The data showed Nigeria ranked lower compared to South Africa, Egypt, Kenya, Morocco, Algeria, Ethiopia, Ghana, Tanzania among others in the ranking of productive populations in Africa.
The PWT report which utilises the Index of Human Capital per person, a measure of the knowledge, skills, and experience possessed by a country’s workforce, to assess the productivity levels of different countries, showed South Africa had the highest human capital index score of 2.9 percent while Egypt and Mauritius were close behind with scores of 2.67 percent and 2.63 percent respectively.
Ghana, Algeria and Kenya also scored 2.53 percent, 2.38 percent and 2.35 percent respectively, while Nigeria, Morocco, Tanzania and Ethiopia had the least scores with 1.97 percent, 1.94 percent, 1.716 percent, and 1.46 percent respectively.
Economists said the above developments are an indication that the government needs to invest more in infrastructure to improve productivity and lower the cost of business as well as invest in education to give workers opportunities to upgrade their skills.
Bismarck Rewane, an economist and CEO of Financial Derivatives Ltd, said the government needs to invest in ventures that can help improve labour productivity and unlock the economy.
“Nigeria’s labour productivity is negative, the things government invest in must have a way of unlocking and accurately de-shackling Nigeria’s constrained economic output,” Rewane said.
Other experts say the government will splash jumbo packages on ex-governors in the form of pensions or burn billion naira monthly to keep petrol cheap, at a time of dwindling revenues, but not to develop its human capital.
“Nigeria has great potential as a nation for exporting brain capital. However, to achieve this, the country must focus on integrating its vast brain capital base into Global Value Chains to deliver high-value-added services and earn foreign exchange,” a report by PricewaterhouseCoopers (PwC) said.

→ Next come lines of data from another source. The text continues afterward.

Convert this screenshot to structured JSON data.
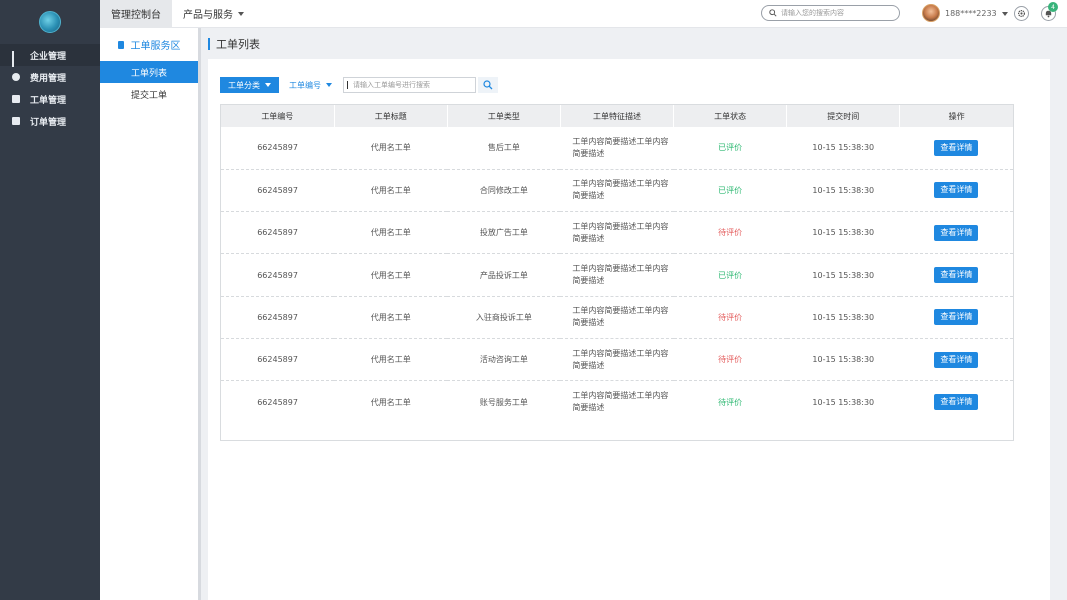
{
  "topbar": {
    "tabs": [
      {
        "label": "管理控制台"
      },
      {
        "label": "产品与服务"
      }
    ],
    "search_placeholder": "请输入您的搜索内容",
    "user_name": "188****2233",
    "notification_count": "4"
  },
  "sidebar": {
    "items": [
      {
        "label": "企业管理",
        "icon": "chart-bars-icon"
      },
      {
        "label": "费用管理",
        "icon": "yen-icon"
      },
      {
        "label": "工单管理",
        "icon": "clipboard-icon"
      },
      {
        "label": "订单管理",
        "icon": "document-icon"
      }
    ]
  },
  "subnav": {
    "title": "工单服务区",
    "items": [
      {
        "label": "工单列表"
      },
      {
        "label": "提交工单"
      }
    ]
  },
  "main": {
    "page_title": "工单列表",
    "filters": {
      "category_label": "工单分类",
      "number_label": "工单编号",
      "search_placeholder": "请输入工单编号进行搜索"
    },
    "table": {
      "headers": [
        "工单编号",
        "工单标题",
        "工单类型",
        "工单特征描述",
        "工单状态",
        "提交时间",
        "操作"
      ],
      "rows": [
        {
          "id": "66245897",
          "title": "代用名工单",
          "type": "售后工单",
          "desc": "工单内容简要描述工单内容简要描述",
          "status": "已评价",
          "time": "10-15 15:38:30",
          "action": "查看详情"
        },
        {
          "id": "66245897",
          "title": "代用名工单",
          "type": "合同修改工单",
          "desc": "工单内容简要描述工单内容简要描述",
          "status": "已评价",
          "time": "10-15 15:38:30",
          "action": "查看详情"
        },
        {
          "id": "66245897",
          "title": "代用名工单",
          "type": "投放广告工单",
          "desc": "工单内容简要描述工单内容简要描述",
          "status": "待评价",
          "time": "10-15 15:38:30",
          "action": "查看详情"
        },
        {
          "id": "66245897",
          "title": "代用名工单",
          "type": "产品投诉工单",
          "desc": "工单内容简要描述工单内容简要描述",
          "status": "已评价",
          "time": "10-15 15:38:30",
          "action": "查看详情"
        },
        {
          "id": "66245897",
          "title": "代用名工单",
          "type": "入驻商投诉工单",
          "desc": "工单内容简要描述工单内容简要描述",
          "status": "待评价",
          "time": "10-15 15:38:30",
          "action": "查看详情"
        },
        {
          "id": "66245897",
          "title": "代用名工单",
          "type": "活动咨询工单",
          "desc": "工单内容简要描述工单内容简要描述",
          "status": "待评价",
          "time": "10-15 15:38:30",
          "action": "查看详情"
        },
        {
          "id": "66245897",
          "title": "代用名工单",
          "type": "账号服务工单",
          "desc": "工单内容简要描述工单内容简要描述",
          "status": "待评价",
          "time": "10-15 15:38:30",
          "action": "查看详情"
        }
      ]
    }
  },
  "colors": {
    "accent": "#1f88e0",
    "sidebar_bg": "#333b47",
    "status_done": "#2eb872",
    "status_wait_red": "#e35b5b",
    "status_wait_green": "#2eb872"
  }
}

It added, “When we look at the net oil performance side by side with remittances, we can see more clearly that Nigerian brains working in the diaspora contribute more to the economy than oil.”
PwC noted that brain capital is the fuel that powers economies.
“Technological advancements and global trends are changing how effectively this fuel can burn. Nigeria has quality brain capital to export to the global economy. Some of which the country already exports. Nigeria needs to re-strategise and implement policies that ensure it reaps the significant benefits locally,” PwC explained.